In the 2000 edition, for the first time the organization was shared, Ghana and Nigeria were in charge of taking forward the organization, which replaced the originally designated Zimbabwe. After a 2-2 draw in extra time in the final, Cameroon defeated Nigeria on penalties and won the title for the third time. In 2002, Cameroon won the title again, being the third country to win it consecutively since Ghana had done so in the 1960s and after Egypt had done so earlier in 1957 and 1959. Once again, through penalty kicks, Cameroon defeated for the first time the finalists Senegal, who also debuted in the World Cup that same year. The two finalists were eliminated in the quarterfinals two years later in Tunisia, where the hosts won their first title, beating Morocco 2-1 in the final. The 2006 tournament was also won by the hosts, Egypt, who reached their fifth continental title. The 2008 tournament was presented by Ghana, Egypt once again winning its second championship, winning its sixth tournament by defeating Cameroon 1-0 in the final.6 Egypt set a new record in the 2010 tournament, which was presented by Angola, by winning its third consecutive title in an unprecedented African achievement after defeating Ghana 1-0 in the final, keeping the golden cup indefinitely and extending its mark to seven continental titles (including when Egypt was known as the United Arab Republic between 1958 and 1971). The tournament was presented by Angola, which won its third consecutive title in an unprecedented African achievement after defeating Ghana 1-0 in the final, keeping the golden cup indefinitely and extending its mark to seven continental titles (including when Egypt was known as the United Arab Republic between 1958 and 1971).

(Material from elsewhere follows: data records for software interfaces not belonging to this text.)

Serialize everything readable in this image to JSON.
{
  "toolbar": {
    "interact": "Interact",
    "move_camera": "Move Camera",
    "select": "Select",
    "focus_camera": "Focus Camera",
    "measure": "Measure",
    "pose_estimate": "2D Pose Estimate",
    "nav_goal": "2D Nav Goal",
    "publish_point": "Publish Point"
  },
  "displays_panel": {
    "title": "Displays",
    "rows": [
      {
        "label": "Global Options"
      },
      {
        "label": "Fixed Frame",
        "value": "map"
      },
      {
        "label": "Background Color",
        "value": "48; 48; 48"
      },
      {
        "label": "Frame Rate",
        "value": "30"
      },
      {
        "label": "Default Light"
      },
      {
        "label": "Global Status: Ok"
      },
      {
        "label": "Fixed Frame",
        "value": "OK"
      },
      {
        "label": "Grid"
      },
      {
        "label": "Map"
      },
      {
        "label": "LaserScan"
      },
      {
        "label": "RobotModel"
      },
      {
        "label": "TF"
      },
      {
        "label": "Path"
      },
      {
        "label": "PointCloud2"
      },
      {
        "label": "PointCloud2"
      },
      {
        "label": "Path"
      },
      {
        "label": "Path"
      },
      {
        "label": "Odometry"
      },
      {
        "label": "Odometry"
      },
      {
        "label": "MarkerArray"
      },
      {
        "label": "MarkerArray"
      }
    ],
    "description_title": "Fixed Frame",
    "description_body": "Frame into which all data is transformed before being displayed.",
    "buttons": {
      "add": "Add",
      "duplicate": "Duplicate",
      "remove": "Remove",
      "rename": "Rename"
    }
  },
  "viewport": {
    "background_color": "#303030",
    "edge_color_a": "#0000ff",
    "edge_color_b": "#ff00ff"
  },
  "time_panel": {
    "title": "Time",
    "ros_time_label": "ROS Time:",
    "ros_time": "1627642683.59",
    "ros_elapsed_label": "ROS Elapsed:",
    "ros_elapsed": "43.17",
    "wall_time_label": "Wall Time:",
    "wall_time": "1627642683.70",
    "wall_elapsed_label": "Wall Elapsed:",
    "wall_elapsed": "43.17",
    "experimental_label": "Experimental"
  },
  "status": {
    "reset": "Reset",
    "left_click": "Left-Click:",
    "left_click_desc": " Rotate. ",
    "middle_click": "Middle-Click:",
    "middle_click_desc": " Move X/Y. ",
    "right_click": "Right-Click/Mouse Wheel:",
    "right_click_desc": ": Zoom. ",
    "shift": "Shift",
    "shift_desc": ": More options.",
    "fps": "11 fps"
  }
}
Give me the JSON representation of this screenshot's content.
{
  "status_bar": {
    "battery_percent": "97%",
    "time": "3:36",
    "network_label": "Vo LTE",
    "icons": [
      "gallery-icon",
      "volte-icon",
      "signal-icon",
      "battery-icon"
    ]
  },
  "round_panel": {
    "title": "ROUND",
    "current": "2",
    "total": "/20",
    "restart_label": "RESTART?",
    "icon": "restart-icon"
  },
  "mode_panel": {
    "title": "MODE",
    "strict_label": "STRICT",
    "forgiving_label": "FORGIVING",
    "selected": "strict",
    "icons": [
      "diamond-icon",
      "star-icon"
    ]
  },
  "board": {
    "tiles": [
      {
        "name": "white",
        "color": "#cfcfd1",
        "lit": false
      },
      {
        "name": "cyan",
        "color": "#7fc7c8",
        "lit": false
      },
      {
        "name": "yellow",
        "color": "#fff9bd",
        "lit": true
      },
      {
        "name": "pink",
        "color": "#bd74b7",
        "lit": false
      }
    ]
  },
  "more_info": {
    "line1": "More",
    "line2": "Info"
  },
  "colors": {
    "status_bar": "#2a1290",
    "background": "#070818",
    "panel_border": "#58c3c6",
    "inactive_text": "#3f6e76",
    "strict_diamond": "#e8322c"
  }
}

From 2012

Gabon and Equatorial Guinea jointly organized the 2012 edition, being the second time that two countries host the event. Zambia won their first championship after beating Côte d’Ivoire (0-0 t.s. 8:7 per penalty). For the 2013 edition, Nigeria defeated Burkina Faso 1-0 to become champions for the third time in their history. In 2015, it was Equatorial Guinea’s turn to host the tournament. Côte d’Ivoire were crowned champions after defeating Ghana (0-0 t.s. 9:8 per penalty). Also, the Democratic Republic of Congo was again among the top four teams in the tournament after 17 years. Gabon is organising this year’s edition of the tournament (2017), which began on 14 January and ended on 5 February, consecrating Cameroon as the reigning champions.

The Trophy

Throughout the history of the CAF Africa Cup of Nations, three different trophies have been designed for the winners of the competition. First, the original bronze trophy was named Abdelaziz Abdallah Salem trophy bears the name of the first president of CAF, the Egyptian Abdelaziz Abdallah Salem. When Ghana took the title for the third time in 1978, they earned the right to keep it forever.

A second trophy was brought into play between 1980 and 2000, called the African Unity Trophy, was transferred from the Higher Council for Sports in Africa to CAF in 1980. The Olympic rings were inscribed with a map of Africa. Cameroon, on the occasion of its third victory of the competition during this period, was able to hold the trophy permanently.

Since 2001, a third trophy is awarded in game in each edition, gold-plated, it is a tower on top of which there is a world, which includes Africa, which was designed and manufactured in Italy by the same company for the FIFA World Cups.